Joining the two sides of the house is the courtyard that becomes the design’s raison d’être, weaving the botanical expressions of Castlecrag into the built elements of the home so they help define its experience. Catherine reinforces the sentiment, reflecting that “from the outset, the landscape was considered a key character of the design.”
Complementing the accord between form and landscape, Castlecrag Courtyard’s material curation purposefully reflects the tones of the surrounding native context, finding applications that seek to converse with and celebrate it in novel ways. Imperfections articulate the means of construction, becoming a device to unite progeny and outcome, complete with marks of the hands of the maker. “The materials were each selected for their inherent beauty and timelessness, their propensity to echo mid-century modernism,” says Catherine.

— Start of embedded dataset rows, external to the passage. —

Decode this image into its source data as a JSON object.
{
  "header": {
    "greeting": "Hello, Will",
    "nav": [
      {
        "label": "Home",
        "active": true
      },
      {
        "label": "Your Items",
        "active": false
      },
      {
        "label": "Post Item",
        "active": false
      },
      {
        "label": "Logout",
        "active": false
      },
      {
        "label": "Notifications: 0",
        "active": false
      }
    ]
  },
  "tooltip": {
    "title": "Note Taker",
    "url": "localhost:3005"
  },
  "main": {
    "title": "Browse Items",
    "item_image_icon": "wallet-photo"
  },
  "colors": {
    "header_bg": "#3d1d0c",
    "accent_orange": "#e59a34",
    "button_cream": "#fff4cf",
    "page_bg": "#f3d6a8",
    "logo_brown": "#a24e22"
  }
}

At the lower level, honed blockwork, terrazzo flooring, cedar batten doors and polished plaster walls are to be found. Then, the platform features burnished concrete flooring, crazy-pave sandstone, off-form concrete walls and blade columns paired with Oregon board form-concrete ceilings. Ascending to the first floor, the materials shift to white brick and the spotted gum used in the flooring, cladding and batten screens that are framed within steel reveals, softening and lightening the form.

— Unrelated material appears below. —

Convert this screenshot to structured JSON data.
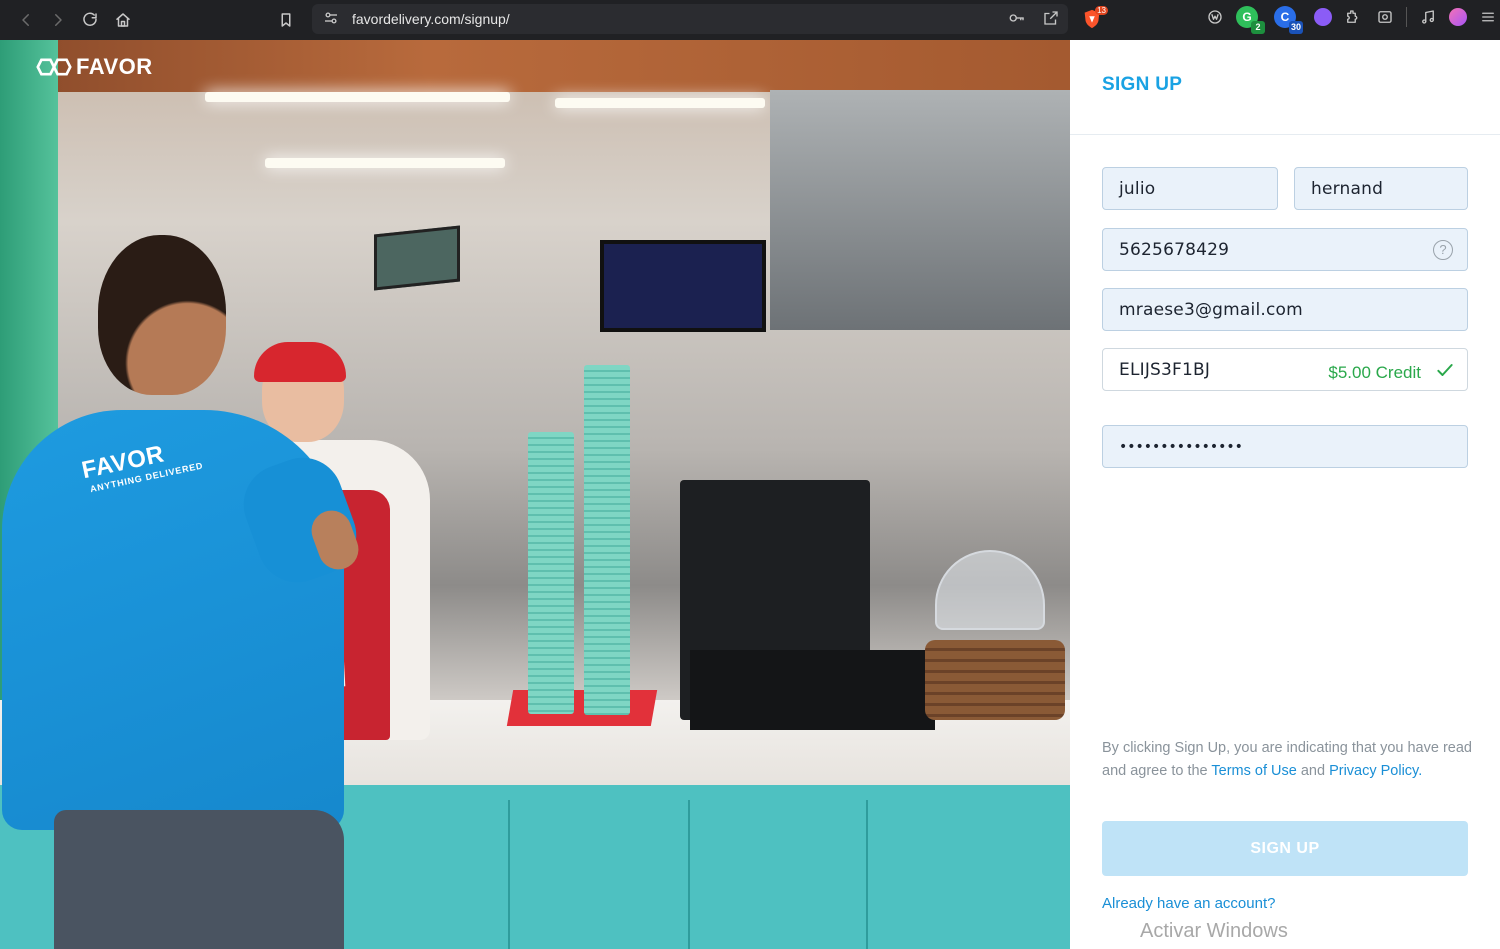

This linear narrative between nature’s generous bounty and the practicality of applying its gifts to the built environment ultimately gives the impression of this home being both of and in nature. “As such, the house will begin to have its story writ on its façade, which creates a rich, natural texture,” concedes Catherine – another layer upon which Castlecrag Courtyard integrates gently into its craggy, lush surrounds.
A natural consequence of so reverently conversing with the native environment is the cultivation of sanctuary that rests easily upon built environments providing protection within. Upon entry, “you are invited to sit and slow down, protected by this generous concrete eave, as if the house is reaching out to welcome you,” Daniel says. Just like in the natural world, navigation is guided in a meandering fashion, with architecture leveraged to foster paths of movement throughout. “Entering the foyer area, sliding timber batten screens attenuate the view and encourage one to move deeper within,” she describes. “Movement is directed along a spiral path, so that you are turning back towards this central courtyard while also having your view directed to a different corner of the house, another corner of the site, meaning that one is always discovering new vantages and unexpected details. There is an oblique sense of discovery even across well-worn tracks.”
Through such moves, Castlecrag Courtyard exemplifies how architecture may bridge the psyche and the heart, coming together so intuitively that it feels like it has emerged as a part of its environment, rather than having space carved out for it. It is a building that scaffolds the lives of those who live within it, covertly nurturing and celebrating everyday patterns by virtue of its deeply considered programming, its deference to its frame of reference – in this instance, the landscape – and a tangible intention to rest lightly upon its skin.